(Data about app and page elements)
++++++++++

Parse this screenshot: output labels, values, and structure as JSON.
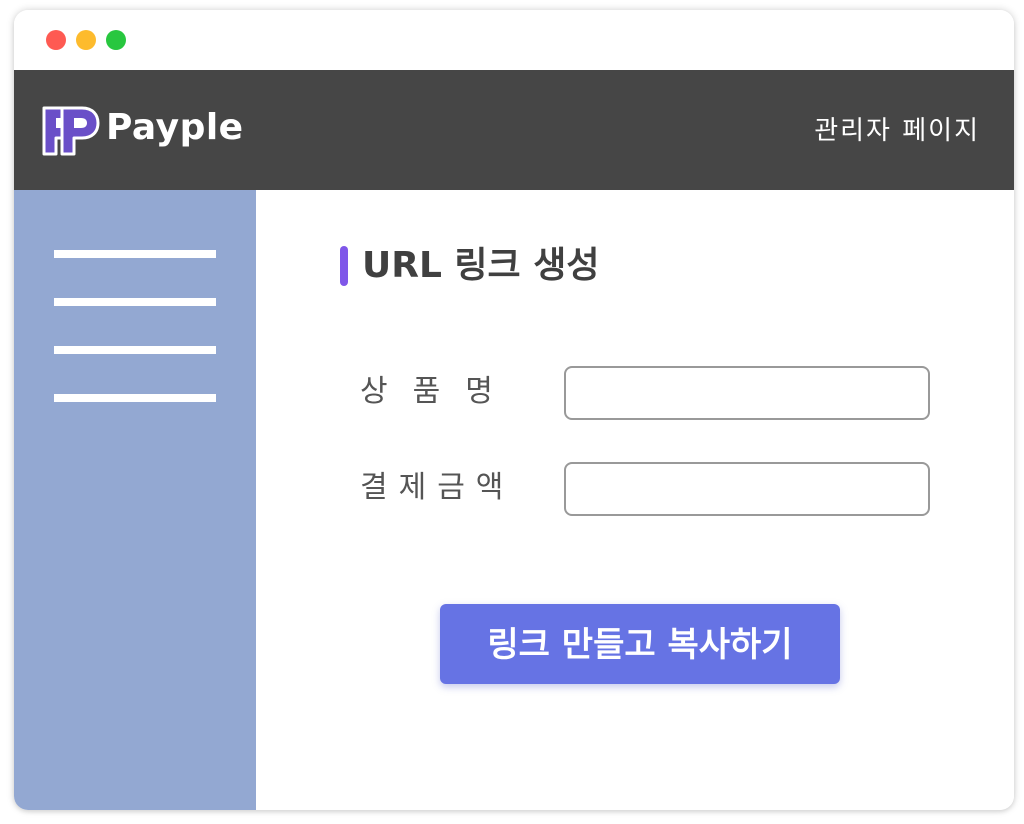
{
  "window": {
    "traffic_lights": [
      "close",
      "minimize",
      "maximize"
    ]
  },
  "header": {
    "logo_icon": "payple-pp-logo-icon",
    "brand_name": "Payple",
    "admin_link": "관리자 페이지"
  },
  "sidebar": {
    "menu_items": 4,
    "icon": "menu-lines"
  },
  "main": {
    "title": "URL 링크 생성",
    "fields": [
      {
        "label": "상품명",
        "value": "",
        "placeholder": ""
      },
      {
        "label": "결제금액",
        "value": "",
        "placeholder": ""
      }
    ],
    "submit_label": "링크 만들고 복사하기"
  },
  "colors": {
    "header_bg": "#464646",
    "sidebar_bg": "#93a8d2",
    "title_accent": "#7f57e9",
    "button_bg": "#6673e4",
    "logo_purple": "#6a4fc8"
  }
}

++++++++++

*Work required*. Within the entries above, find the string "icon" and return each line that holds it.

*Your response*.
    "logo_icon": "payple-pp-logo-icon",
    "icon": "menu-lines"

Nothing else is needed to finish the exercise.